Inevitably, a number of neoconservative commentators, along with John McCain, have rushed in to analyze this conflict using familiar analogies: the Nazi threat in the late nineteen-thirties; the Soviet invasions of Budapest in 1956 and Prague in 1968. But while Putin’s actions this past week have inspired genuine alarm in Kiev and beyond, such analogies can lead to heedless policy. As the English theologian Bishop Joseph Butler wrote, “Every thing is what it is, and not another thing.” Cartoonish rhetoric only contributes to the dangerous return of what some conservatives seem to crave—the other, the enemy, the us versus them of the Cold War.

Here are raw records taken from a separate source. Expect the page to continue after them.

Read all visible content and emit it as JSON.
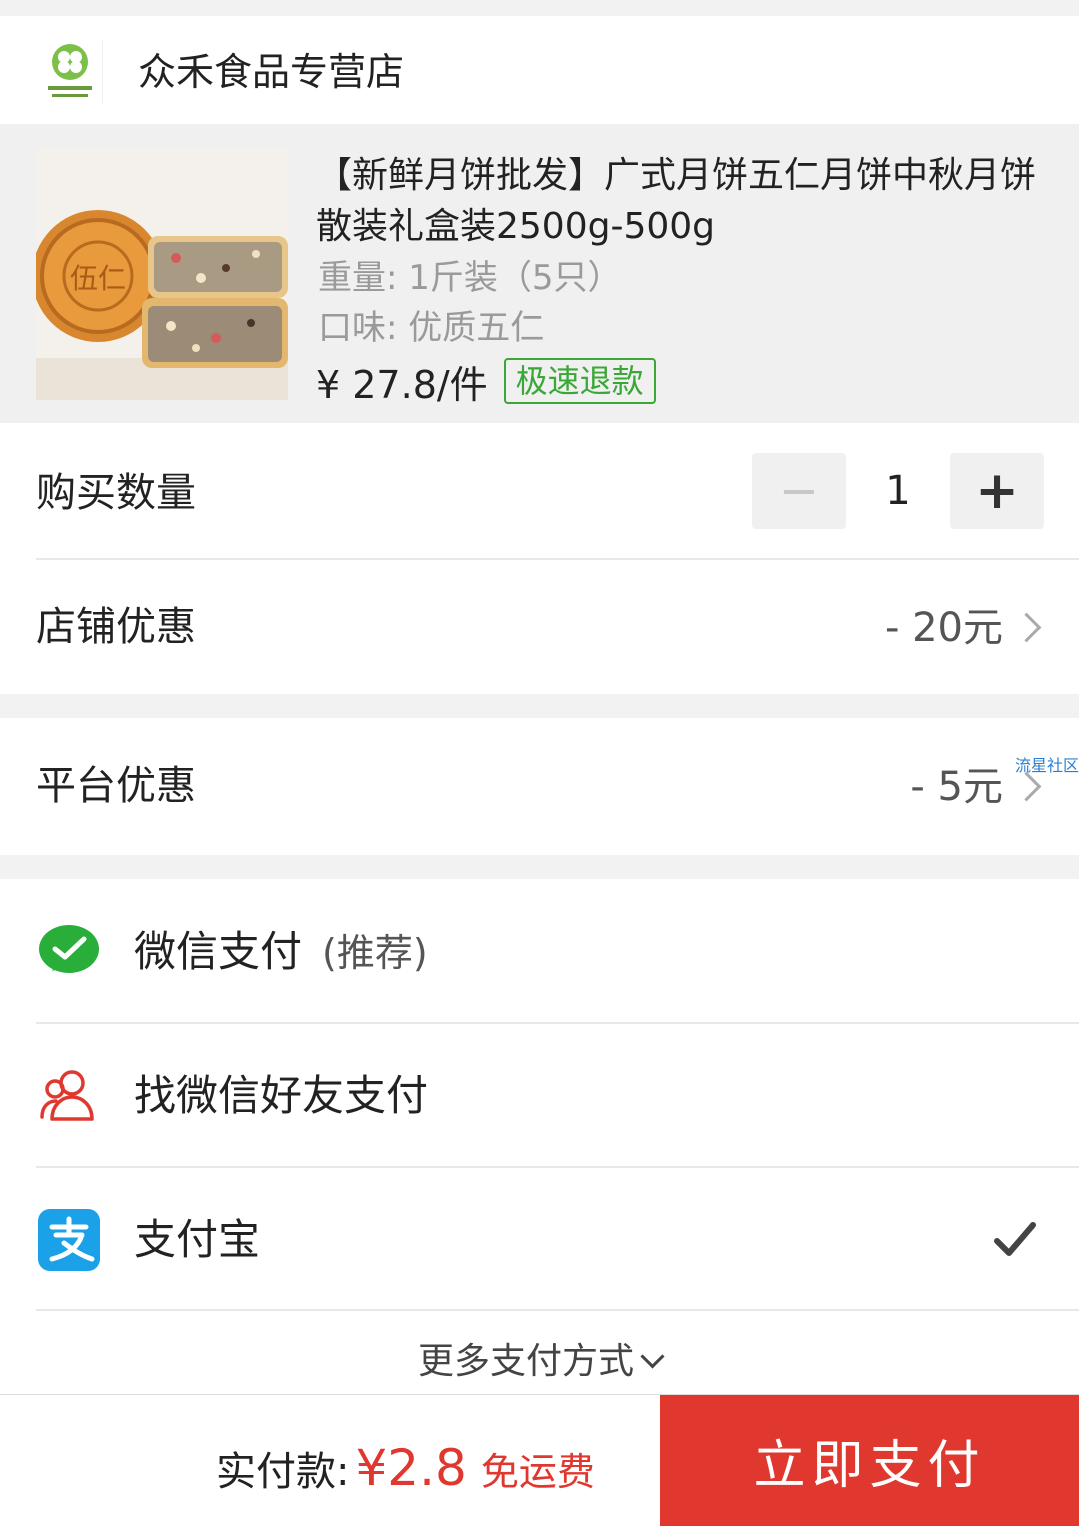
{
  "store": {
    "name": "众禾食品专营店",
    "logo_icon": "clover-logo-icon"
  },
  "product": {
    "title": "【新鲜月饼批发】广式月饼五仁月饼中秋月饼散装礼盒装2500g-500g",
    "weight": "重量: 1斤装（5只）",
    "flavor": "口味: 优质五仁",
    "price": "¥ 27.8/件",
    "badge": "极速退款",
    "mooncake_stamp": "伍仁"
  },
  "quantity": {
    "label": "购买数量",
    "minus": "−",
    "value": "1",
    "plus": "+"
  },
  "store_discount": {
    "label": "店铺优惠",
    "value": "- 20元"
  },
  "platform_discount": {
    "label": "平台优惠",
    "value": "- 5元",
    "watermark": "流星社区"
  },
  "payment": {
    "wechat": {
      "label": "微信支付",
      "note": "(推荐)"
    },
    "friend": {
      "label": "找微信好友支付"
    },
    "alipay": {
      "label": "支付宝",
      "selected": true
    },
    "more": "更多支付方式"
  },
  "footer": {
    "total_label": "实付款:",
    "total_amount": "¥2.8",
    "shipping": "免运费",
    "pay_button": "立即支付"
  },
  "colors": {
    "accent": "#e0382f",
    "badge_green": "#3aa836",
    "wechat_green": "#2aae3a",
    "alipay_blue": "#1aa1e8"
  }
}
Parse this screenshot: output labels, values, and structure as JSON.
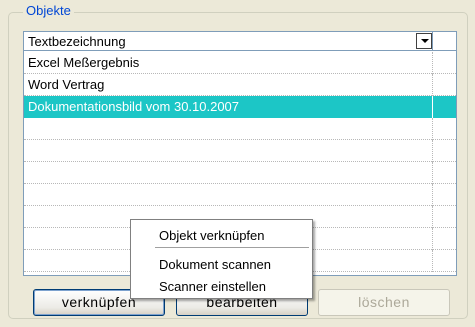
{
  "group": {
    "legend": "Objekte"
  },
  "list": {
    "header_label": "Textbezeichnung",
    "rows": [
      {
        "text": "Excel Meßergebnis"
      },
      {
        "text": "Word Vertrag"
      },
      {
        "text": "Dokumentationsbild vom 30.10.2007"
      },
      {
        "text": ""
      },
      {
        "text": ""
      },
      {
        "text": ""
      },
      {
        "text": ""
      },
      {
        "text": ""
      },
      {
        "text": ""
      },
      {
        "text": ""
      }
    ],
    "selected_index": 2,
    "selection_color": "#1cc6c6"
  },
  "buttons": {
    "link_label": "verknüpfen",
    "edit_label": "bearbeiten",
    "delete_label": "löschen"
  },
  "context_menu": {
    "items": [
      {
        "label": "Objekt verknüpfen"
      },
      {
        "label": "Dokument scannen"
      },
      {
        "label": "Scanner einstellen"
      }
    ]
  },
  "colors": {
    "legend": "#0046d5",
    "window_bg": "#ece9d8",
    "border": "#7f9db9"
  }
}
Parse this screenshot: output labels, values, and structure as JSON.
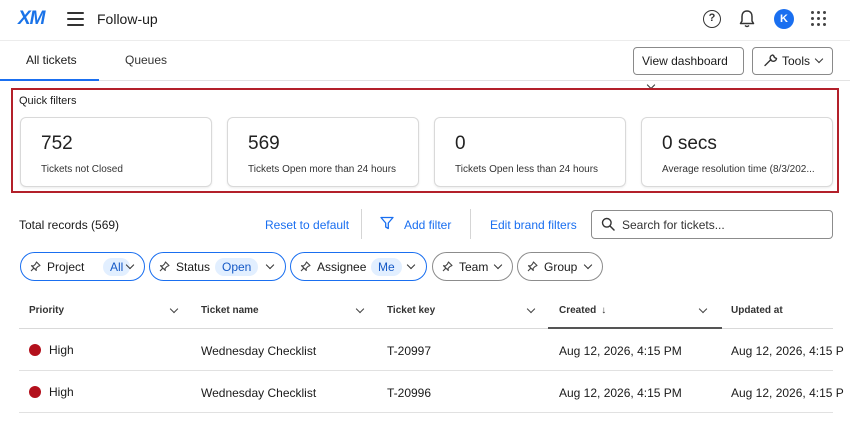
{
  "header": {
    "logo": "XM",
    "title": "Follow-up",
    "help_glyph": "?",
    "avatar_initial": "K"
  },
  "tabs": [
    {
      "label": "All tickets"
    },
    {
      "label": "Queues"
    }
  ],
  "toolbar": {
    "view_dashboard": "View dashboard",
    "tools": "Tools"
  },
  "quick_filters": {
    "label": "Quick filters",
    "cards": [
      {
        "value": "752",
        "desc": "Tickets not Closed"
      },
      {
        "value": "569",
        "desc": "Tickets Open more than 24 hours"
      },
      {
        "value": "0",
        "desc": "Tickets Open less than 24 hours"
      },
      {
        "value": "0 secs",
        "desc": "Average resolution time (8/3/202..."
      }
    ]
  },
  "records": {
    "total": "Total records (569)",
    "reset": "Reset to default",
    "add_filter": "Add filter",
    "edit_brand": "Edit brand filters",
    "search_placeholder": "Search for tickets..."
  },
  "chips": [
    {
      "label": "Project",
      "badge": "All"
    },
    {
      "label": "Status",
      "badge": "Open"
    },
    {
      "label": "Assignee",
      "badge": "Me"
    },
    {
      "label": "Team",
      "badge": ""
    },
    {
      "label": "Group",
      "badge": ""
    }
  ],
  "table": {
    "columns": [
      "Priority",
      "Ticket name",
      "Ticket key",
      "Created",
      "Updated at"
    ],
    "sort_arrow": "↓",
    "rows": [
      {
        "priority": "High",
        "name": "Wednesday Checklist",
        "key": "T-20997",
        "created": "Aug 12, 2026, 4:15 PM",
        "updated": "Aug 12, 2026, 4:15 P"
      },
      {
        "priority": "High",
        "name": "Wednesday Checklist",
        "key": "T-20996",
        "created": "Aug 12, 2026, 4:15 PM",
        "updated": "Aug 12, 2026, 4:15 P"
      }
    ]
  },
  "colors": {
    "accent": "#1a6ff0",
    "highlight_frame": "#b3202a",
    "priority_high": "#b3101c"
  },
  "icons": [
    "menu-icon",
    "help-icon",
    "bell-icon",
    "avatar",
    "apps-grid-icon",
    "wrench-icon",
    "funnel-icon",
    "search-icon",
    "pin-icon",
    "chevron-down-icon",
    "sort-down-icon"
  ]
}
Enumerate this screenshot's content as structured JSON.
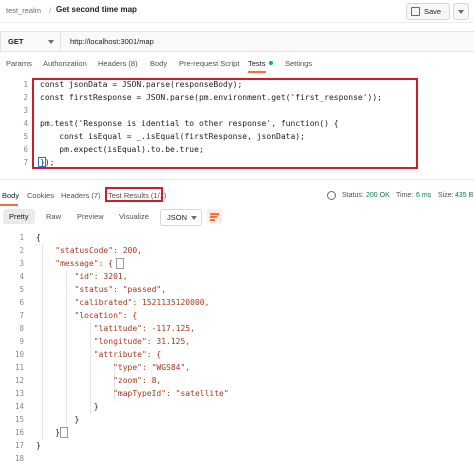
{
  "header": {
    "breadcrumb_collection": "test_realm",
    "breadcrumb_separator": "/",
    "request_title": "Get second time map",
    "save_label": "Save"
  },
  "request": {
    "method": "GET",
    "url": "http://localhost:3001/map"
  },
  "request_tabs": [
    {
      "label": "Params"
    },
    {
      "label": "Authorization"
    },
    {
      "label": "Headers (8)"
    },
    {
      "label": "Body"
    },
    {
      "label": "Pre-request Script"
    },
    {
      "label": "Tests"
    },
    {
      "label": "Settings"
    }
  ],
  "editor": {
    "line_numbers": [
      "1",
      "2",
      "3",
      "4",
      "5",
      "6",
      "7"
    ],
    "lines": [
      "const jsonData = JSON.parse(responseBody);",
      "const firstResponse = JSON.parse(pm.environment.get('first_response'));",
      "",
      "pm.test('Response is idential to other response', function() {",
      "    const isEqual = _.isEqual(firstResponse, jsonData);",
      "    pm.expect(isEqual).to.be.true;",
      "});"
    ]
  },
  "response_tabs": [
    {
      "label": "Body"
    },
    {
      "label": "Cookies"
    },
    {
      "label": "Headers (7)"
    },
    {
      "label": "Test Results (1/1)"
    }
  ],
  "response_status": {
    "status_label": "Status:",
    "status_value": "200 OK",
    "time_label": "Time:",
    "time_value": "6 ms",
    "size_label": "Size:",
    "size_value": "435 B"
  },
  "view_modes": [
    {
      "label": "Pretty"
    },
    {
      "label": "Raw"
    },
    {
      "label": "Preview"
    },
    {
      "label": "Visualize"
    }
  ],
  "format_select": "JSON",
  "response_body": {
    "line_numbers": [
      "1",
      "2",
      "3",
      "4",
      "5",
      "6",
      "7",
      "8",
      "9",
      "10",
      "11",
      "12",
      "13",
      "14",
      "15",
      "16",
      "17",
      "18"
    ],
    "lines": [
      "{",
      "    \"statusCode\": 200,",
      "    \"message\": {",
      "        \"id\": 3201,",
      "        \"status\": \"passed\",",
      "        \"calibrated\": 1521135120000,",
      "        \"location\": {",
      "            \"latitude\": -117.125,",
      "            \"longitude\": 31.125,",
      "            \"attribute\": {",
      "                \"type\": \"WGS84\",",
      "                \"zoom\": 8,",
      "                \"mapTypeId\": \"satellite\"",
      "            }",
      "        }",
      "    }",
      "}",
      ""
    ]
  },
  "colors": {
    "accent": "#ff6c37",
    "highlight_border": "#cc1f2c",
    "status_ok": "#0cbb52",
    "json_key": "#a5381f",
    "json_string": "#0b7a4b",
    "json_number": "#0b42b4"
  },
  "icons": [
    "save-icon",
    "chevron-down-icon",
    "dropdown-caret-icon",
    "green-dot-icon",
    "globe-icon",
    "more-icon",
    "wrap-lines-icon"
  ]
}
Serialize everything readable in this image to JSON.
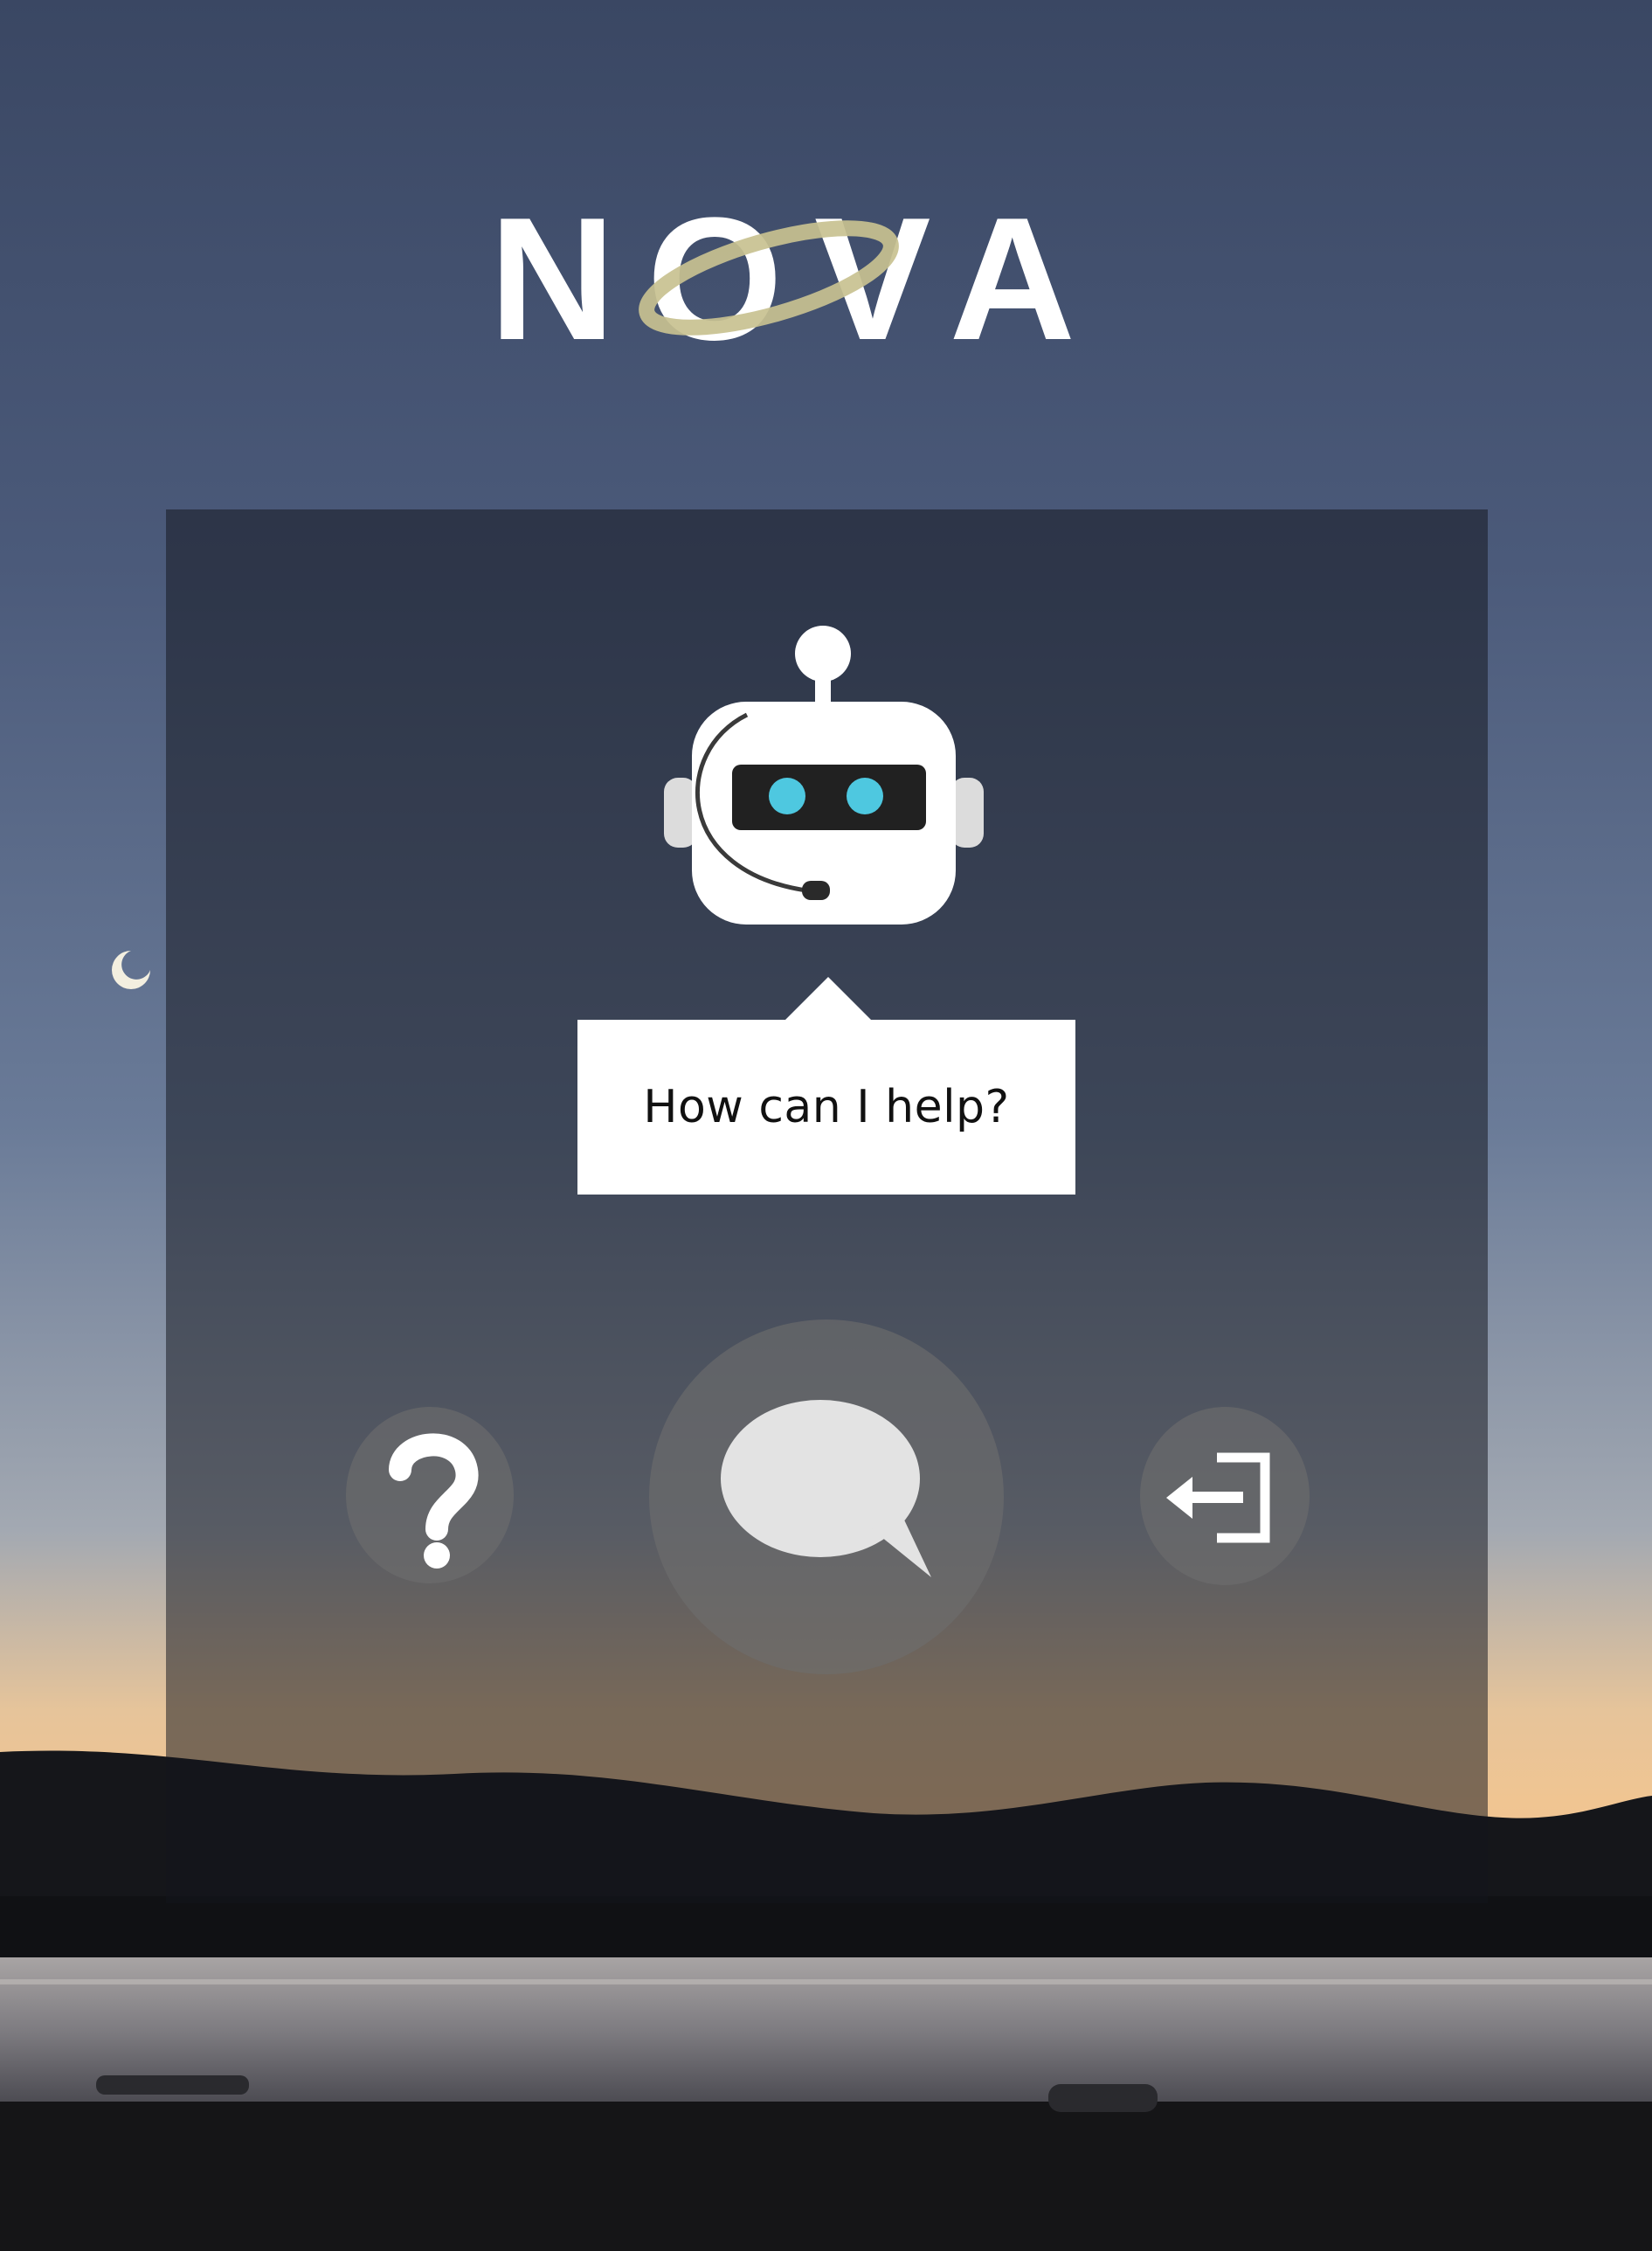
{
  "app": {
    "logo_text": "NOVA",
    "colors": {
      "accent_ring": "#c8c190",
      "panel_overlay": "rgba(20,22,28,0.52)",
      "button_fill": "#6e6e6e",
      "robot_eye": "#4ec8e0"
    }
  },
  "assistant": {
    "greeting": "How can I help?",
    "avatar_icon": "robot-headset-icon"
  },
  "actions": {
    "help_icon": "question-mark-icon",
    "chat_icon": "speech-bubble-icon",
    "logout_icon": "exit-door-icon"
  }
}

Only one with a heart of stone could fail to be moved by the spectacle of the leaders of Ukraine, Poland, and the Baltic states standing by Saakashvili last week at a rally in Tbilisi. But Putin is not Hitler or Stalin; he is not even Leonid Brezhnev. He is what he is, and that is bad enough. In the 2008 election, he made a joke of democratic procedure and, in effect, engineered for himself an anti-constitutional third term. The press, the parliament, the judiciary, the business élite are all in his pocket—and there is no opposition. But Putin also knows that Russia cannot bear the cost of reconstituting empire or the gulag. It depends on the West as a market. One lesson of the Soviet experience is that isolation ends in poverty. Putin’s is a new and subtler game: he is the autocrat who calls on the widow of Aleksandr Solzhenitsyn. To deal with him will require statecraft of a kind that has proved well beyond the capacities of our current practitioners.